EXERCISE MATERIAL —
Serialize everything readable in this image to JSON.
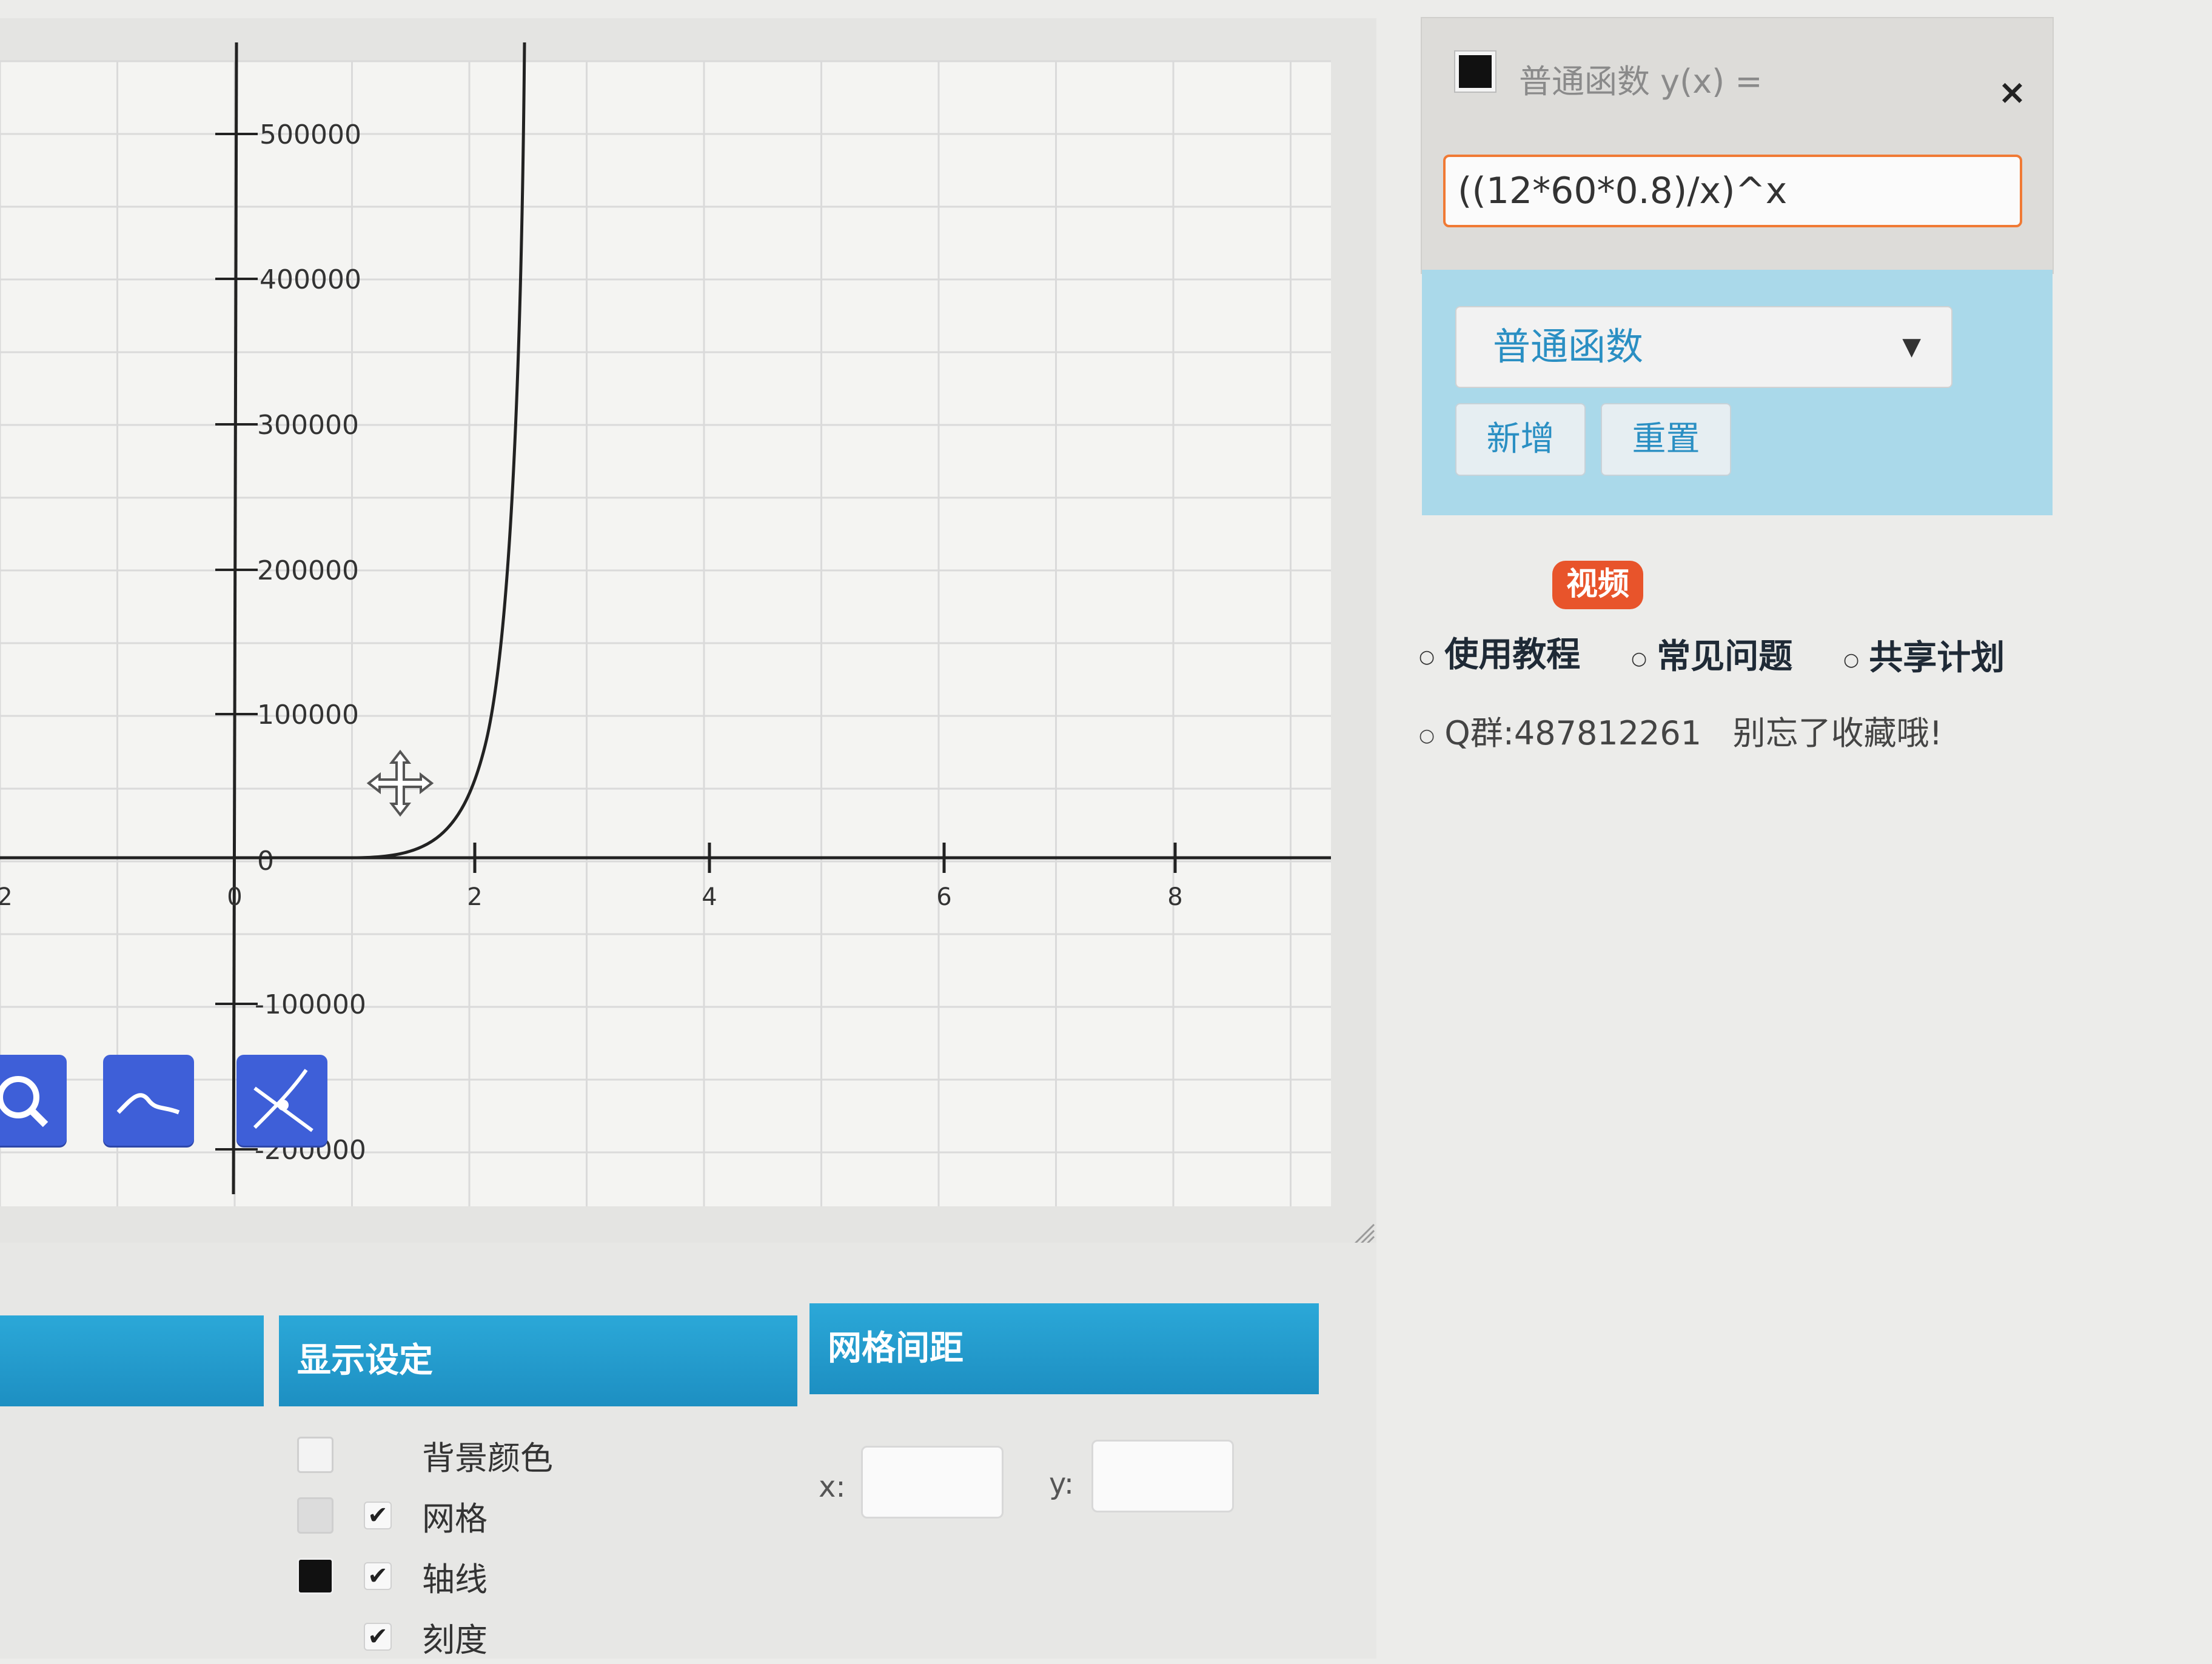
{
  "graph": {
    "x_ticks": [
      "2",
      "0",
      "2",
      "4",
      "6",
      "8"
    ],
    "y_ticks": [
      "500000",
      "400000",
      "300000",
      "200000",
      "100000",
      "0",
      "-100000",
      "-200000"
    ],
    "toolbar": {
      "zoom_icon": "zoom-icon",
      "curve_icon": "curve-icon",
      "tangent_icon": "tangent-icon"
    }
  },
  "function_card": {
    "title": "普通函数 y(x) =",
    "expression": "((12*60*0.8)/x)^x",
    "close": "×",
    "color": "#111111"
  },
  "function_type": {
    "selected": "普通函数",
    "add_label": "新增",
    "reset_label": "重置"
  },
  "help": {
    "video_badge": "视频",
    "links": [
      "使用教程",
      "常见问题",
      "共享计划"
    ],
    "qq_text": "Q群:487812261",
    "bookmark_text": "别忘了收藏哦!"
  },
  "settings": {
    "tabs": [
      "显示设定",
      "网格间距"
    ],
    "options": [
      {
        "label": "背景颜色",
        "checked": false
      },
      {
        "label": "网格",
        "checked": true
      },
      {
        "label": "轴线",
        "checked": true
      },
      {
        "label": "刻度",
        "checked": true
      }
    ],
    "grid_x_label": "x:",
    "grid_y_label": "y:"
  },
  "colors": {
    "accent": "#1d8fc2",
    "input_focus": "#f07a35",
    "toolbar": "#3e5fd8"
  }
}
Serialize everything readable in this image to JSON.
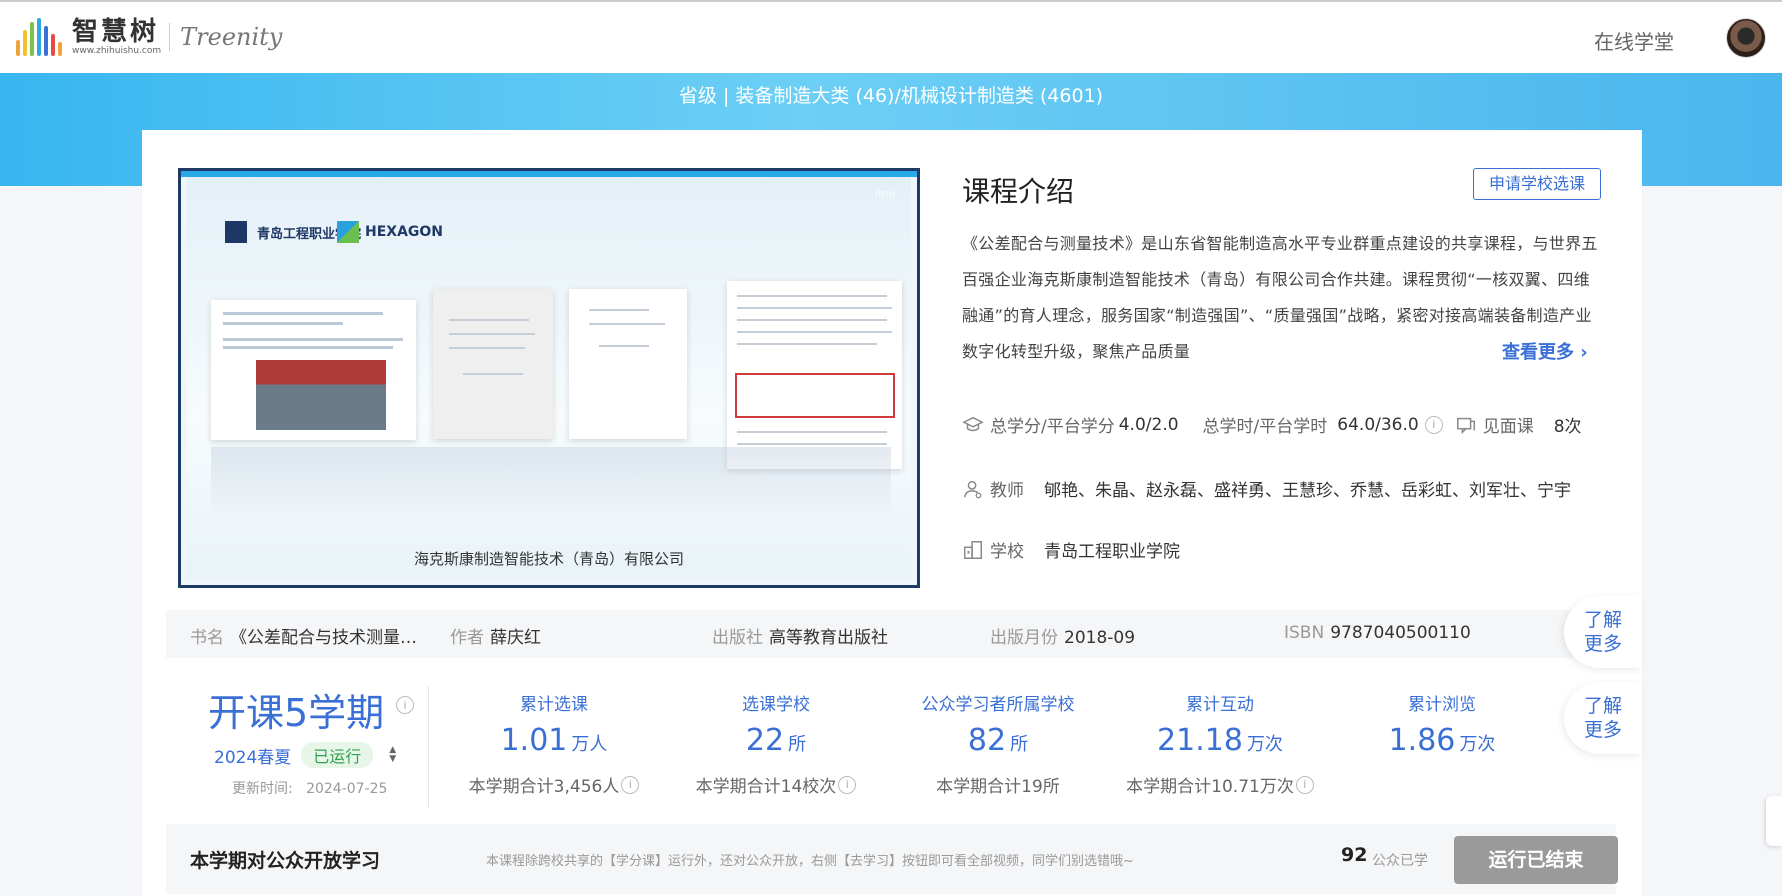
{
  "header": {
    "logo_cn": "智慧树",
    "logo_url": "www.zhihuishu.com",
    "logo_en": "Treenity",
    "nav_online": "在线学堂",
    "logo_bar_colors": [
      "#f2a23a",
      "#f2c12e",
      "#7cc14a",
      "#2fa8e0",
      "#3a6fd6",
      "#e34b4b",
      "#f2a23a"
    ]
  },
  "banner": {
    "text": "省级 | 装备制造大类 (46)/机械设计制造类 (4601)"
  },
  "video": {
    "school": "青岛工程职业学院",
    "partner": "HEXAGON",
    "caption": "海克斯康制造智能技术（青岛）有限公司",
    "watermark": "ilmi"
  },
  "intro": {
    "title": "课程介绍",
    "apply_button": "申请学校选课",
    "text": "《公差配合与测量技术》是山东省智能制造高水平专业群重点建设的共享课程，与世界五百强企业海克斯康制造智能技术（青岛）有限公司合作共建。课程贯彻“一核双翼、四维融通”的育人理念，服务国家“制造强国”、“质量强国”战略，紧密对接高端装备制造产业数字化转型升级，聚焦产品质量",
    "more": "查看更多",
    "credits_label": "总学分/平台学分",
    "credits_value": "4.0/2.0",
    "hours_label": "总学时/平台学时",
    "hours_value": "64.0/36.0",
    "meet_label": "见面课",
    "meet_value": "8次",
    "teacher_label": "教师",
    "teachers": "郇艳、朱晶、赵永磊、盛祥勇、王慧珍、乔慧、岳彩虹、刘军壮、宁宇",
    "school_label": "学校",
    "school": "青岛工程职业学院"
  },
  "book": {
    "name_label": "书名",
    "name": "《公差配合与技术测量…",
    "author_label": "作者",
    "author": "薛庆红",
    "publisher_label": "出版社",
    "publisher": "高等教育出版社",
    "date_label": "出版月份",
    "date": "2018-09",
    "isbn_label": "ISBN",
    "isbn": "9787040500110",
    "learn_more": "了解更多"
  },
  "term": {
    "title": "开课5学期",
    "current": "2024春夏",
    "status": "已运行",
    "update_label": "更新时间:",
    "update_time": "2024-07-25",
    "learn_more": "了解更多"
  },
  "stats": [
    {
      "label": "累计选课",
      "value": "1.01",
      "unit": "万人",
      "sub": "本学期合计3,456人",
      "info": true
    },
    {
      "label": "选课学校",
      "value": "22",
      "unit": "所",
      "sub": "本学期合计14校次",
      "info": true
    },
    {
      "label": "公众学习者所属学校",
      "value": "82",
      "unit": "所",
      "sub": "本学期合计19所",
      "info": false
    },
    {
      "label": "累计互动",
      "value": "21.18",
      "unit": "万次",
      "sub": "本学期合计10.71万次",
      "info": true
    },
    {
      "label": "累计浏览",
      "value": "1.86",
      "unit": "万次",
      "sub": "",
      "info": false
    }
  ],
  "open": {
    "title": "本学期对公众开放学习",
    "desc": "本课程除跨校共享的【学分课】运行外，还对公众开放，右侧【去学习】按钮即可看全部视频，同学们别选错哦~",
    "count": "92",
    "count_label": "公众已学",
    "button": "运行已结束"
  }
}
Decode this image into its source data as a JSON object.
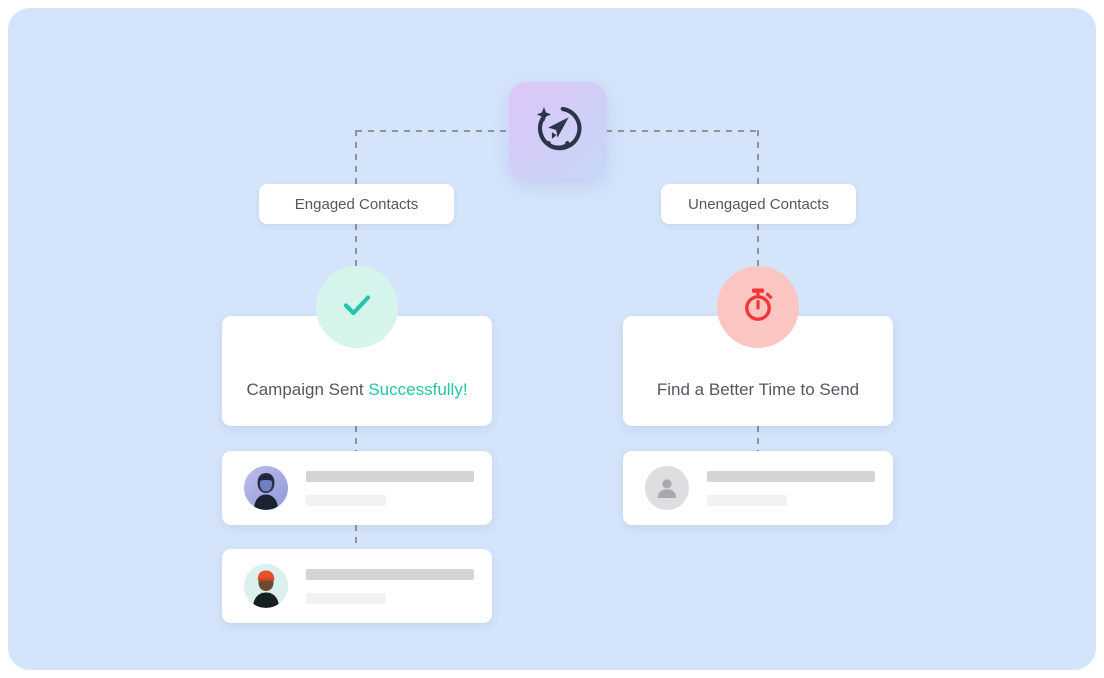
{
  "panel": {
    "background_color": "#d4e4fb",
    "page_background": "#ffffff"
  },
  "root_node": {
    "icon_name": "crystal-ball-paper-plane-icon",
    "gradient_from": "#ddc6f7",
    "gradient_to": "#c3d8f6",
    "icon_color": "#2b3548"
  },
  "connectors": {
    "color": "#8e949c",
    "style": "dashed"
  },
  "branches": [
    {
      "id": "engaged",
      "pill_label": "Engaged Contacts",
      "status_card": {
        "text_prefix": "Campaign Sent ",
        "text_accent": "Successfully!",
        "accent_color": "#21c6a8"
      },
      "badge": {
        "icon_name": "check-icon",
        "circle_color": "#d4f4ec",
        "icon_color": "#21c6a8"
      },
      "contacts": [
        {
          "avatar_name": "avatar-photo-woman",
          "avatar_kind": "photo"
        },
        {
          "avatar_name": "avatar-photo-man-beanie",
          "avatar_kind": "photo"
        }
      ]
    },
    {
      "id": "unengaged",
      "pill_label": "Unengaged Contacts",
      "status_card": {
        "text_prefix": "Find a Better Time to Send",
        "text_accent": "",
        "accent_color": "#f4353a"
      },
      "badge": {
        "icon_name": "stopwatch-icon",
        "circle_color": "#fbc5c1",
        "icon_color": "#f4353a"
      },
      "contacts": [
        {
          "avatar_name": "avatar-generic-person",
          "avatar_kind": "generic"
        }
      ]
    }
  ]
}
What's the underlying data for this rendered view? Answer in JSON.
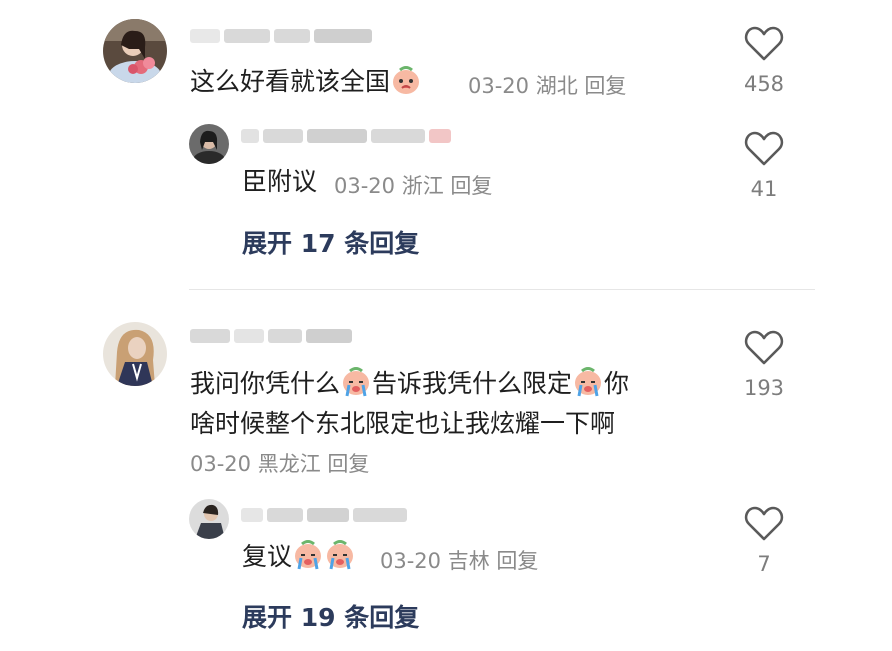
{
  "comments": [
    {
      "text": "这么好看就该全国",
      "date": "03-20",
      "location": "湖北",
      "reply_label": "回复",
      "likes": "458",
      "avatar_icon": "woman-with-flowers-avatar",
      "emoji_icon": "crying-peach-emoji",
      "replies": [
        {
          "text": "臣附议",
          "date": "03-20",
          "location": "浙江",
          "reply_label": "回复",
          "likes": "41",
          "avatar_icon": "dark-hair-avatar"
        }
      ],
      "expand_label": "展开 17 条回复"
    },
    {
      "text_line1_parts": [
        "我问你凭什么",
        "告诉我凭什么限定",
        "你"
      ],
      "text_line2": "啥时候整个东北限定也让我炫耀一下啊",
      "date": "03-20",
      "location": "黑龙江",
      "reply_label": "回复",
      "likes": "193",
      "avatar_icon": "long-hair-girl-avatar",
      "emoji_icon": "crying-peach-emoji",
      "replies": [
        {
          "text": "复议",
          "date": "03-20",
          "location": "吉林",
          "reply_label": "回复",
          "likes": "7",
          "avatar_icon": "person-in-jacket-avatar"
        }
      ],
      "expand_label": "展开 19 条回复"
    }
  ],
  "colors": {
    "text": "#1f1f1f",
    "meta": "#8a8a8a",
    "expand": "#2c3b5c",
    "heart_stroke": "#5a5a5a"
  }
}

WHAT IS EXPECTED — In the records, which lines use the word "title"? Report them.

RESPONSE —
    "title": "普通函数 y(x) =",
    "title": "课程介绍",
    "title": "开课5学期",
    "title": "本学期对公众开放学习",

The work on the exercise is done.